--- What the task requires ---
Give every entry again precisely as it appears.

Website and app data records:
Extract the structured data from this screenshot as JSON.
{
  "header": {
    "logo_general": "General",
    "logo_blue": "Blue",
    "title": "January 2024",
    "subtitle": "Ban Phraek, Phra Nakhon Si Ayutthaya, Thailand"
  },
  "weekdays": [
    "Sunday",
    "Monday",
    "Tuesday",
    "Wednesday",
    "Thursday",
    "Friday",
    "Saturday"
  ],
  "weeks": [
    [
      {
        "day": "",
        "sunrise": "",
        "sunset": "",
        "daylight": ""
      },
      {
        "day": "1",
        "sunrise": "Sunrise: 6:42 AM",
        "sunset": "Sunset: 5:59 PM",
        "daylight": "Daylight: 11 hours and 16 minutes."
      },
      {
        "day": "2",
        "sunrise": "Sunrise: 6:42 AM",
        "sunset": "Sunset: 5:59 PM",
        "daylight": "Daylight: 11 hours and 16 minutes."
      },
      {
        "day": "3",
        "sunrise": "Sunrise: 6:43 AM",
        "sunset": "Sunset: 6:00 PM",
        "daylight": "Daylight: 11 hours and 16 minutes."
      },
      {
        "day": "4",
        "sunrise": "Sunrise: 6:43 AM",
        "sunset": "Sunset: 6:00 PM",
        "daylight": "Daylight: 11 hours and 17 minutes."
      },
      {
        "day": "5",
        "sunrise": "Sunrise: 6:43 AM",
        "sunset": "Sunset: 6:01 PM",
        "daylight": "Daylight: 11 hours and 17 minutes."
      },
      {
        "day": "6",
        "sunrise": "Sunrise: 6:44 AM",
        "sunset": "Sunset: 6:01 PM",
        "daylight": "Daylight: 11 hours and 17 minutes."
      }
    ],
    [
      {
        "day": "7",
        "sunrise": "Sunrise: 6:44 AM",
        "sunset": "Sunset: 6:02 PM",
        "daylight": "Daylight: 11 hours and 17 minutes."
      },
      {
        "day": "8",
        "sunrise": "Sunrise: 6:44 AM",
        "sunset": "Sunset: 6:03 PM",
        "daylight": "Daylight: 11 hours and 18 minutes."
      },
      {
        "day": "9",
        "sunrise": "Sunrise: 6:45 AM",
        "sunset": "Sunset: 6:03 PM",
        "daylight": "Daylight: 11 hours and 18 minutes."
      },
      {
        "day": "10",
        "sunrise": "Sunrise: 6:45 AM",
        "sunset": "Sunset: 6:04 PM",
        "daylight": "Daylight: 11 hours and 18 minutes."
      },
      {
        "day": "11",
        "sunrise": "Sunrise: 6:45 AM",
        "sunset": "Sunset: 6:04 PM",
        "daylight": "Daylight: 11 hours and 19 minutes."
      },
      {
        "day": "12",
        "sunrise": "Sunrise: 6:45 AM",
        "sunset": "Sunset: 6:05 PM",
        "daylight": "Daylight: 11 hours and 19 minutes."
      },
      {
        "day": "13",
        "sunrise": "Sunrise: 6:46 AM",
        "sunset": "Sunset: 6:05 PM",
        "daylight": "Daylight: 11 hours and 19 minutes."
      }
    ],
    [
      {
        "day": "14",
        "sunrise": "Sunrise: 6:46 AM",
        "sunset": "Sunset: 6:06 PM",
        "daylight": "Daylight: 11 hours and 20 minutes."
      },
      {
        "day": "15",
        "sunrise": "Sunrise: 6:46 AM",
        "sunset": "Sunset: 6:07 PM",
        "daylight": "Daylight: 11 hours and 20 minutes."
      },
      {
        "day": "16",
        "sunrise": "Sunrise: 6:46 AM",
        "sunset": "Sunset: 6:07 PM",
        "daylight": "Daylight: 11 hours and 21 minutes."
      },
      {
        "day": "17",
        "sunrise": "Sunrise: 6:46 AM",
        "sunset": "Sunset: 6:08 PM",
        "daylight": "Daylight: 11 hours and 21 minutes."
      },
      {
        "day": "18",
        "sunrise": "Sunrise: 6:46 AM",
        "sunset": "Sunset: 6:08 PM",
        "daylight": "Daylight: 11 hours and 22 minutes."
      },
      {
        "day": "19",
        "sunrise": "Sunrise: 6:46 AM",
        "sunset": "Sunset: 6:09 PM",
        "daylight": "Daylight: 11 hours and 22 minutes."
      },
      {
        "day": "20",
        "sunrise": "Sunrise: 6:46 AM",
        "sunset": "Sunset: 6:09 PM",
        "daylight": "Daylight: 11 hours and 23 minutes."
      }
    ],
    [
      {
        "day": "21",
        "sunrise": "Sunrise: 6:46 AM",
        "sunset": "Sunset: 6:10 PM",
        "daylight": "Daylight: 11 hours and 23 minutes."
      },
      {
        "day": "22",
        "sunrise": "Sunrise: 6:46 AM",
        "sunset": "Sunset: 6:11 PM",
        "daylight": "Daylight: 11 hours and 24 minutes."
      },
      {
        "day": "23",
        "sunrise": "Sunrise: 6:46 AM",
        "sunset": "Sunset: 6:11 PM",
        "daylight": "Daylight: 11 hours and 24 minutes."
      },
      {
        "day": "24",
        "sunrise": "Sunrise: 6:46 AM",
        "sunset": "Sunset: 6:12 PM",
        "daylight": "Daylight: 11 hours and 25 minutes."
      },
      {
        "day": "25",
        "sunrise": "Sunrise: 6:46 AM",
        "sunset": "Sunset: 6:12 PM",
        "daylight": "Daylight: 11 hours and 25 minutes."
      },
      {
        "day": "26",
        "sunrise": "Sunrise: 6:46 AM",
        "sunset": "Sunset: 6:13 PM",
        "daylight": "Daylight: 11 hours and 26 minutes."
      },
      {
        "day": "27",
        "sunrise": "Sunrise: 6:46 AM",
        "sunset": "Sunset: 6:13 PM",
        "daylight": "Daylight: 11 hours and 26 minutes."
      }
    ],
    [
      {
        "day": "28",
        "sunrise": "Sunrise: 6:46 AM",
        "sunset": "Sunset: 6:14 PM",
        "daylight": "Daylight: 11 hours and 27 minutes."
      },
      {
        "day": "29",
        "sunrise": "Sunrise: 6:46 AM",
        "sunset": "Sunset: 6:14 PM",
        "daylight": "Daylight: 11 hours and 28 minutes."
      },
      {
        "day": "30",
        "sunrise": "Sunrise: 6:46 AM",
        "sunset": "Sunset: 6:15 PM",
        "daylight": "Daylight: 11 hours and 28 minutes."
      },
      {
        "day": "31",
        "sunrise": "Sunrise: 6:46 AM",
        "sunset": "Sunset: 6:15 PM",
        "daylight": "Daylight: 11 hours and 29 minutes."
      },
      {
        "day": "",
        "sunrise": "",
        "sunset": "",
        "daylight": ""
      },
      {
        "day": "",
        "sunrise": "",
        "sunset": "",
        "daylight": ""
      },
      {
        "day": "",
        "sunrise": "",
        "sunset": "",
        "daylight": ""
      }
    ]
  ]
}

--- Expected output ---
Extract the structured data from this screenshot as JSON.
{
  "header": {
    "logo_general": "General",
    "logo_blue": "Blue",
    "title": "January 2024",
    "subtitle": "Ban Phraek, Phra Nakhon Si Ayutthaya, Thailand"
  },
  "weekdays": [
    "Sunday",
    "Monday",
    "Tuesday",
    "Wednesday",
    "Thursday",
    "Friday",
    "Saturday"
  ],
  "weeks": [
    [
      {
        "day": "",
        "sunrise": "",
        "sunset": "",
        "daylight": ""
      },
      {
        "day": "1",
        "sunrise": "Sunrise: 6:42 AM",
        "sunset": "Sunset: 5:59 PM",
        "daylight": "Daylight: 11 hours and 16 minutes."
      },
      {
        "day": "2",
        "sunrise": "Sunrise: 6:42 AM",
        "sunset": "Sunset: 5:59 PM",
        "daylight": "Daylight: 11 hours and 16 minutes."
      },
      {
        "day": "3",
        "sunrise": "Sunrise: 6:43 AM",
        "sunset": "Sunset: 6:00 PM",
        "daylight": "Daylight: 11 hours and 16 minutes."
      },
      {
        "day": "4",
        "sunrise": "Sunrise: 6:43 AM",
        "sunset": "Sunset: 6:00 PM",
        "daylight": "Daylight: 11 hours and 17 minutes."
      },
      {
        "day": "5",
        "sunrise": "Sunrise: 6:43 AM",
        "sunset": "Sunset: 6:01 PM",
        "daylight": "Daylight: 11 hours and 17 minutes."
      },
      {
        "day": "6",
        "sunrise": "Sunrise: 6:44 AM",
        "sunset": "Sunset: 6:01 PM",
        "daylight": "Daylight: 11 hours and 17 minutes."
      }
    ],
    [
      {
        "day": "7",
        "sunrise": "Sunrise: 6:44 AM",
        "sunset": "Sunset: 6:02 PM",
        "daylight": "Daylight: 11 hours and 17 minutes."
      },
      {
        "day": "8",
        "sunrise": "Sunrise: 6:44 AM",
        "sunset": "Sunset: 6:03 PM",
        "daylight": "Daylight: 11 hours and 18 minutes."
      },
      {
        "day": "9",
        "sunrise": "Sunrise: 6:45 AM",
        "sunset": "Sunset: 6:03 PM",
        "daylight": "Daylight: 11 hours and 18 minutes."
      },
      {
        "day": "10",
        "sunrise": "Sunrise: 6:45 AM",
        "sunset": "Sunset: 6:04 PM",
        "daylight": "Daylight: 11 hours and 18 minutes."
      },
      {
        "day": "11",
        "sunrise": "Sunrise: 6:45 AM",
        "sunset": "Sunset: 6:04 PM",
        "daylight": "Daylight: 11 hours and 19 minutes."
      },
      {
        "day": "12",
        "sunrise": "Sunrise: 6:45 AM",
        "sunset": "Sunset: 6:05 PM",
        "daylight": "Daylight: 11 hours and 19 minutes."
      },
      {
        "day": "13",
        "sunrise": "Sunrise: 6:46 AM",
        "sunset": "Sunset: 6:05 PM",
        "daylight": "Daylight: 11 hours and 19 minutes."
      }
    ],
    [
      {
        "day": "14",
        "sunrise": "Sunrise: 6:46 AM",
        "sunset": "Sunset: 6:06 PM",
        "daylight": "Daylight: 11 hours and 20 minutes."
      },
      {
        "day": "15",
        "sunrise": "Sunrise: 6:46 AM",
        "sunset": "Sunset: 6:07 PM",
        "daylight": "Daylight: 11 hours and 20 minutes."
      },
      {
        "day": "16",
        "sunrise": "Sunrise: 6:46 AM",
        "sunset": "Sunset: 6:07 PM",
        "daylight": "Daylight: 11 hours and 21 minutes."
      },
      {
        "day": "17",
        "sunrise": "Sunrise: 6:46 AM",
        "sunset": "Sunset: 6:08 PM",
        "daylight": "Daylight: 11 hours and 21 minutes."
      },
      {
        "day": "18",
        "sunrise": "Sunrise: 6:46 AM",
        "sunset": "Sunset: 6:08 PM",
        "daylight": "Daylight: 11 hours and 22 minutes."
      },
      {
        "day": "19",
        "sunrise": "Sunrise: 6:46 AM",
        "sunset": "Sunset: 6:09 PM",
        "daylight": "Daylight: 11 hours and 22 minutes."
      },
      {
        "day": "20",
        "sunrise": "Sunrise: 6:46 AM",
        "sunset": "Sunset: 6:09 PM",
        "daylight": "Daylight: 11 hours and 23 minutes."
      }
    ],
    [
      {
        "day": "21",
        "sunrise": "Sunrise: 6:46 AM",
        "sunset": "Sunset: 6:10 PM",
        "daylight": "Daylight: 11 hours and 23 minutes."
      },
      {
        "day": "22",
        "sunrise": "Sunrise: 6:46 AM",
        "sunset": "Sunset: 6:11 PM",
        "daylight": "Daylight: 11 hours and 24 minutes."
      },
      {
        "day": "23",
        "sunrise": "Sunrise: 6:46 AM",
        "sunset": "Sunset: 6:11 PM",
        "daylight": "Daylight: 11 hours and 24 minutes."
      },
      {
        "day": "24",
        "sunrise": "Sunrise: 6:46 AM",
        "sunset": "Sunset: 6:12 PM",
        "daylight": "Daylight: 11 hours and 25 minutes."
      },
      {
        "day": "25",
        "sunrise": "Sunrise: 6:46 AM",
        "sunset": "Sunset: 6:12 PM",
        "daylight": "Daylight: 11 hours and 25 minutes."
      },
      {
        "day": "26",
        "sunrise": "Sunrise: 6:46 AM",
        "sunset": "Sunset: 6:13 PM",
        "daylight": "Daylight: 11 hours and 26 minutes."
      },
      {
        "day": "27",
        "sunrise": "Sunrise: 6:46 AM",
        "sunset": "Sunset: 6:13 PM",
        "daylight": "Daylight: 11 hours and 26 minutes."
      }
    ],
    [
      {
        "day": "28",
        "sunrise": "Sunrise: 6:46 AM",
        "sunset": "Sunset: 6:14 PM",
        "daylight": "Daylight: 11 hours and 27 minutes."
      },
      {
        "day": "29",
        "sunrise": "Sunrise: 6:46 AM",
        "sunset": "Sunset: 6:14 PM",
        "daylight": "Daylight: 11 hours and 28 minutes."
      },
      {
        "day": "30",
        "sunrise": "Sunrise: 6:46 AM",
        "sunset": "Sunset: 6:15 PM",
        "daylight": "Daylight: 11 hours and 28 minutes."
      },
      {
        "day": "31",
        "sunrise": "Sunrise: 6:46 AM",
        "sunset": "Sunset: 6:15 PM",
        "daylight": "Daylight: 11 hours and 29 minutes."
      },
      {
        "day": "",
        "sunrise": "",
        "sunset": "",
        "daylight": ""
      },
      {
        "day": "",
        "sunrise": "",
        "sunset": "",
        "daylight": ""
      },
      {
        "day": "",
        "sunrise": "",
        "sunset": "",
        "daylight": ""
      }
    ]
  ]
}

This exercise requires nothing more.